— Pickup truck headlights aren't living up to expectations for lighting up the roads at night, as a study from the Insurance Institute for Highway Safety (IIHS) proves.
The Institute tested headlights on small and large 2016-2017 pickups and found the most expensive trucks are the vehicles that come equipped with the poorest headlights. And out of the four small pickups and seven large pickups tested, only one truck achieved a "good" rating for the headlights.
The headlight test uses engineers to measure how far light is projected from the headlights as the truck travels on curves and straightaways. Researchers rate the headlights with results of "good," "acceptable," "marginal" and "poor."
In addition to how far the light projects on the road, the test calculates how much glare is caused to oncoming cars from the low-beam lights. If a test determines there is too much glare in different scenarios, a truck cannot earn a rating above marginal.
The only large pickup with headlights rated "good" is the 2017 Honda Ridgeline (RTL-E and Black Edition) equipped with LED projector low-beam headlights. IIHS says the lights provide fair to good visibility on most approaches, but not enough visibility on a gradual left curve.

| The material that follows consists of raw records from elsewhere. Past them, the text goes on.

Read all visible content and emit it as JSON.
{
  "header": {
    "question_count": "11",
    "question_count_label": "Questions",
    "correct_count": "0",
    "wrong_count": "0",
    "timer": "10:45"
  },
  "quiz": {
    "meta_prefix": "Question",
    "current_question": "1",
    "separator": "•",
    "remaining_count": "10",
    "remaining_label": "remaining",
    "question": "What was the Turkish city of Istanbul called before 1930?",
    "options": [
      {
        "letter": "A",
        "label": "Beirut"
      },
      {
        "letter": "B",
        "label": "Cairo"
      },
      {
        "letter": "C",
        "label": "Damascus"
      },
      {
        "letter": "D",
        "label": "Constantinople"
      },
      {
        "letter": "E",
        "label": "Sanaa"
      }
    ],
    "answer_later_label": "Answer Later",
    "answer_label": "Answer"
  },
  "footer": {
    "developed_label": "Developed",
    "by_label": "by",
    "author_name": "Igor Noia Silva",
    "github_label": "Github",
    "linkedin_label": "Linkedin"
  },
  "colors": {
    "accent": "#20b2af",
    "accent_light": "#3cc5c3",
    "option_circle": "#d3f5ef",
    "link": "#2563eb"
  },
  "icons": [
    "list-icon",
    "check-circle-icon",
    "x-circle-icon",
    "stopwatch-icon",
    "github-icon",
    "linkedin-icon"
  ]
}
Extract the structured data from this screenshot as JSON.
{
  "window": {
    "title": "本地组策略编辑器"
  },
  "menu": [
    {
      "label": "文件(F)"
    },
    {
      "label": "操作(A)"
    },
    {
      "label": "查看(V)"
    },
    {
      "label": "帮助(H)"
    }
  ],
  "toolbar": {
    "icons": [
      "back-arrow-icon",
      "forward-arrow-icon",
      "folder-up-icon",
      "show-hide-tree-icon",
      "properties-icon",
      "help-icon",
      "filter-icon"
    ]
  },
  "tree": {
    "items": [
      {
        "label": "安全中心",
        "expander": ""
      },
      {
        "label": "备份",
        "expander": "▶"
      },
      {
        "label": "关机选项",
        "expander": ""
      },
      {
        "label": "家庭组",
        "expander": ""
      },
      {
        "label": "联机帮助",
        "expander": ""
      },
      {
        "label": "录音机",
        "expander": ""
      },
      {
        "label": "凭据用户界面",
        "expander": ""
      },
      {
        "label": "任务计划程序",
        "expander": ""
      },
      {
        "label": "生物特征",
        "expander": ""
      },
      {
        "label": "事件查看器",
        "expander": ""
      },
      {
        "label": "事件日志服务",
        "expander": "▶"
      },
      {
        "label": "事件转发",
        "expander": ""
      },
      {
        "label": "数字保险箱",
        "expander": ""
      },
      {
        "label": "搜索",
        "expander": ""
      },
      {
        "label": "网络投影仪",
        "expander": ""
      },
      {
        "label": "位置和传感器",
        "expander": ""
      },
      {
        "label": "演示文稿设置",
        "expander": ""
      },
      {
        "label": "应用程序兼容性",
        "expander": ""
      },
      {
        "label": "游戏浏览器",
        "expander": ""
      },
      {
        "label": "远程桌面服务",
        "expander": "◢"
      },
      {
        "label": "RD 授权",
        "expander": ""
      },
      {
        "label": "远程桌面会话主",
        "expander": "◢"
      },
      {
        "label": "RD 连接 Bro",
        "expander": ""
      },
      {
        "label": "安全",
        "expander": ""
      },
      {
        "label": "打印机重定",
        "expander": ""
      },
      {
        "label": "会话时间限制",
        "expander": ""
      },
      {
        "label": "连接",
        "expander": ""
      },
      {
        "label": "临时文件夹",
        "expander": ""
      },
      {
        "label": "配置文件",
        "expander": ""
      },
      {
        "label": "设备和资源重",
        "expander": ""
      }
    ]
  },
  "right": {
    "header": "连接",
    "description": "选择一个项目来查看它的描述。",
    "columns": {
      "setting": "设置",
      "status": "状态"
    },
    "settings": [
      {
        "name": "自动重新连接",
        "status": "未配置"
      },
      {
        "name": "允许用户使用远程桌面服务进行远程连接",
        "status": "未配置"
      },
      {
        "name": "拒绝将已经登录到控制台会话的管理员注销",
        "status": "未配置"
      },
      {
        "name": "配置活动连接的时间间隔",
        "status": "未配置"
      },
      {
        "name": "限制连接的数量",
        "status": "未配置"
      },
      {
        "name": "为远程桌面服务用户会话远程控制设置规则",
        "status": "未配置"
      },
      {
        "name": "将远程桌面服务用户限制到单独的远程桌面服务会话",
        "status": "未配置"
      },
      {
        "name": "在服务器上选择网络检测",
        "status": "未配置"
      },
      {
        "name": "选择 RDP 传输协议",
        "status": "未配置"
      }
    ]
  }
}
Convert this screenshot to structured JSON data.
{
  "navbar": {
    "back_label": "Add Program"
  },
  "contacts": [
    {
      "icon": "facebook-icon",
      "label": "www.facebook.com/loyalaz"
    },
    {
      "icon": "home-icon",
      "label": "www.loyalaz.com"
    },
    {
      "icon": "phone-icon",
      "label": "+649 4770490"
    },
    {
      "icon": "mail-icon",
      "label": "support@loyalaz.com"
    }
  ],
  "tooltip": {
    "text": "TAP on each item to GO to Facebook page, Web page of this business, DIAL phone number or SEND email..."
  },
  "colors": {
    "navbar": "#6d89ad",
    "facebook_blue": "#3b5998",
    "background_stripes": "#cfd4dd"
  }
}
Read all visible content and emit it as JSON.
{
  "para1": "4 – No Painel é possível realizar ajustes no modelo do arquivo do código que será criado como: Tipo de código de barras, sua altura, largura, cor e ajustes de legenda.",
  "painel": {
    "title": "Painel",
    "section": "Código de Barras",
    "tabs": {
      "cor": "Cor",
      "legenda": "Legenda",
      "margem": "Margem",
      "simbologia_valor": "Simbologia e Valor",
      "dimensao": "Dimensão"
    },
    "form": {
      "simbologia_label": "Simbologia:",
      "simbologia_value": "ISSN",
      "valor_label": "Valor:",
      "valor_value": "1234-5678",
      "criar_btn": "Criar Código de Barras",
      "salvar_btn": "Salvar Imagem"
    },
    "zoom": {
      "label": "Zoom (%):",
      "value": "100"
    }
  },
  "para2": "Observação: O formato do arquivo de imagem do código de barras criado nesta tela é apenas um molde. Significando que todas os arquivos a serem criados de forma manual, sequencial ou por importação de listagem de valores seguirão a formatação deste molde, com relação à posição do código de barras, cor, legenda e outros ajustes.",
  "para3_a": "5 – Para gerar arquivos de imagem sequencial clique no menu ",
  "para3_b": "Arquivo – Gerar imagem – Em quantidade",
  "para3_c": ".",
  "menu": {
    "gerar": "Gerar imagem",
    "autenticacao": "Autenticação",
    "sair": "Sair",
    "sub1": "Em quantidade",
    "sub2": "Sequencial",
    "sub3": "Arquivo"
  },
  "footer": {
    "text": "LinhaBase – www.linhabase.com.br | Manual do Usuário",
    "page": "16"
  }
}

High-beam assist, a feature that automatically switches on high beams if no other vehicles are around, makes up for some of the deficiencies of the low beams.
The 2016-17 GMC Sierra headlights earned an "acceptable" rating, but only on certain versions of the truck. Dropping down to the "marginal" rating is the Nissan Titan, while the 2016 Ram 1500 headlights also earned marginal ratings, at least on certain trim levels.
The Ford F-150 may be popular with consumers, but its headlights aren't going to win any awards. IIHS says the standard-equipped low-beam halogen lights don't have enough visibility on straightaways, gradual curves and sharp curves, and the high beams have mostly inadequate visibility.
The F-150 can be purchased with optional LED low beams, but the LED lights are no better than the halogens. Researchers also say the LED lights produce an unacceptable level of glare to oncoming drivers.
Leaving drivers in the dark is the Chevrolet Colorado with headlights that rated as having the worst visibility. The headlights use halogen reflector low beams that researchers say light the way only 123 feet on the right side of a straightaway. It may be better to tape a decent flashlight to the hood for the low beams.
Large and Small Truck Headlight Ratings
- 2017 Honda Ridgeline
- 2016-2017 GMC Sierra
- 2017 Nissan Titan
- 2016 Ram 1500
- 2016-2017 Chevrolet Silverado
- 2016-2017 Ford F-150
- 2016-2017 Toyota Tundra
All the following small trucks have poor ratings for headlights, the lowest rating possible.
- 2016 Chevrolet Colorado
- 2016 GMC Canyon
- 2016 Nissan Frontier
- 2016-2017 Toyota Tacoma
IIHS says it will continue testing headlights, especially with the advent of various headlight technologies and the marketing ploys behind those technologies. In the first test of its kind, researchers found only the Toyota Prius v earned a good rating out of the 31 model year 2016 vehicles that were tested.
The Institute then tested 21 model year 2016-2017 small SUVs that use 47 different headlight combinations, including high-intensity discharge (HID) headlights, LED headlights and curve-adaptive systems which swivel in the direction of steering. Out of the 21 models tested, not one SUV had headlights that earned a "good" rating.
Additionally, although the 2016-2017 GMC Sierra headlights rated as "acceptable" on some versions of the truck in the latest test, a class-action lawsuit filed in 2015 accuses General Motors of selling trucks with dim headlights in the 2014-2015 GMC Sierra 1500 and the 2015 GMC Sierra 2500 and 3500.